* [Aim of the task]: Each line of the data that mentions the string "name" needs to be identified and copied.
☆ ☆ ☆ ☆ ☆ ☆ ☆
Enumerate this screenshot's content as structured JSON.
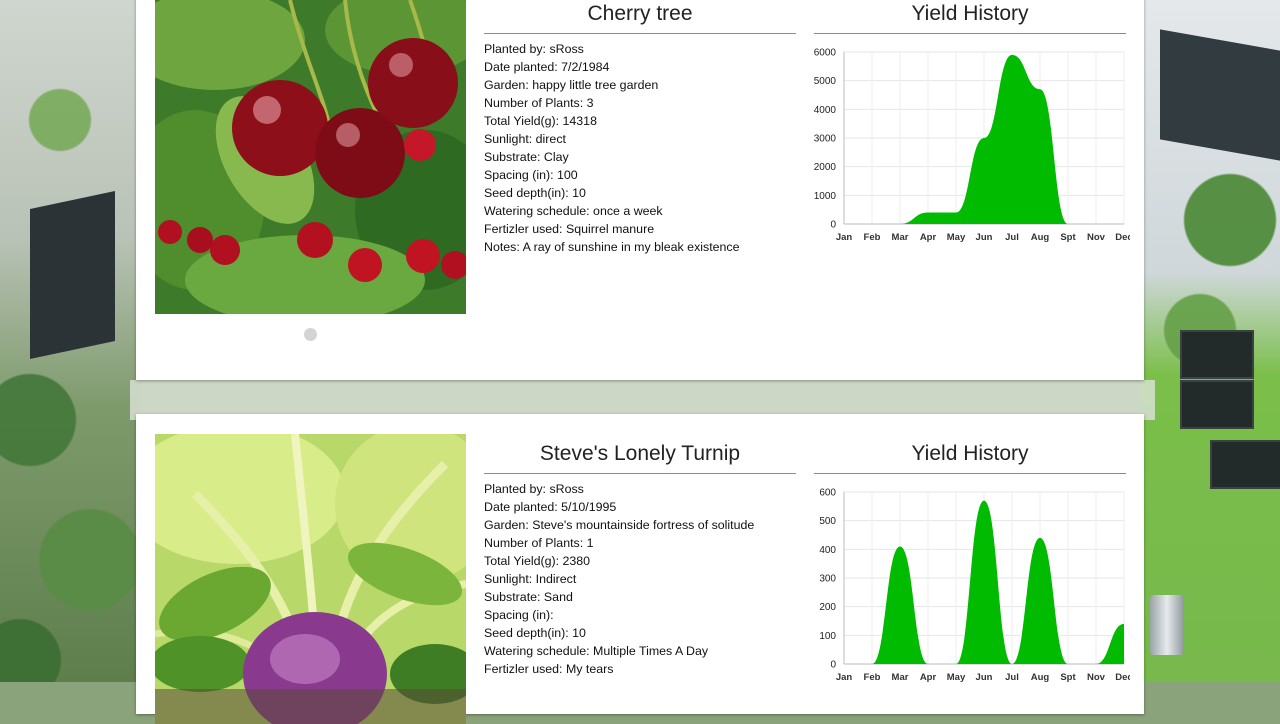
{
  "plants": [
    {
      "name": "Cherry tree",
      "fields": [
        "Planted by: sRoss",
        "Date planted: 7/2/1984",
        "Garden: happy little tree garden",
        "Number of Plants: 3",
        "Total Yield(g): 14318",
        "Sunlight: direct",
        "Substrate: Clay",
        "Spacing (in): 100",
        "Seed depth(in): 10",
        "Watering schedule: once a week",
        "Fertizler used: Squirrel manure",
        "Notes: A ray of sunshine in my bleak existence"
      ],
      "chart_title": "Yield History",
      "chart_data": {
        "type": "area",
        "title": "Yield History",
        "categories": [
          "Jan",
          "Feb",
          "Mar",
          "Apr",
          "May",
          "Jun",
          "Jul",
          "Aug",
          "Spt",
          "Nov",
          "Dec"
        ],
        "values": [
          0,
          0,
          0,
          400,
          400,
          3000,
          5900,
          4700,
          0,
          0,
          0
        ],
        "ylim": [
          0,
          6000
        ],
        "yticks": [
          0,
          1000,
          2000,
          3000,
          4000,
          5000,
          6000
        ],
        "color": "#00bb00",
        "grid": true
      }
    },
    {
      "name": "Steve's Lonely Turnip",
      "fields": [
        "Planted by: sRoss",
        "Date planted: 5/10/1995",
        "Garden: Steve's mountainside fortress of solitude",
        "Number of Plants: 1",
        "Total Yield(g): 2380",
        "Sunlight: Indirect",
        "Substrate: Sand",
        "Spacing (in):",
        "Seed depth(in): 10",
        "Watering schedule: Multiple Times A Day",
        "Fertizler used: My tears"
      ],
      "chart_title": "Yield History",
      "chart_data": {
        "type": "area",
        "title": "Yield History",
        "categories": [
          "Jan",
          "Feb",
          "Mar",
          "Apr",
          "May",
          "Jun",
          "Jul",
          "Aug",
          "Spt",
          "Nov",
          "Dec"
        ],
        "values": [
          0,
          0,
          410,
          0,
          0,
          570,
          0,
          440,
          0,
          0,
          140
        ],
        "ylim": [
          0,
          600
        ],
        "yticks": [
          0,
          100,
          200,
          300,
          400,
          500,
          600
        ],
        "color": "#00bb00",
        "grid": true
      }
    }
  ],
  "carousel_indicator": "1 of 1"
}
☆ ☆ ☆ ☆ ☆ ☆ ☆
* [Finished exercise]:
      "name": "Cherry tree",
      "name": "Steve's Lonely Turnip",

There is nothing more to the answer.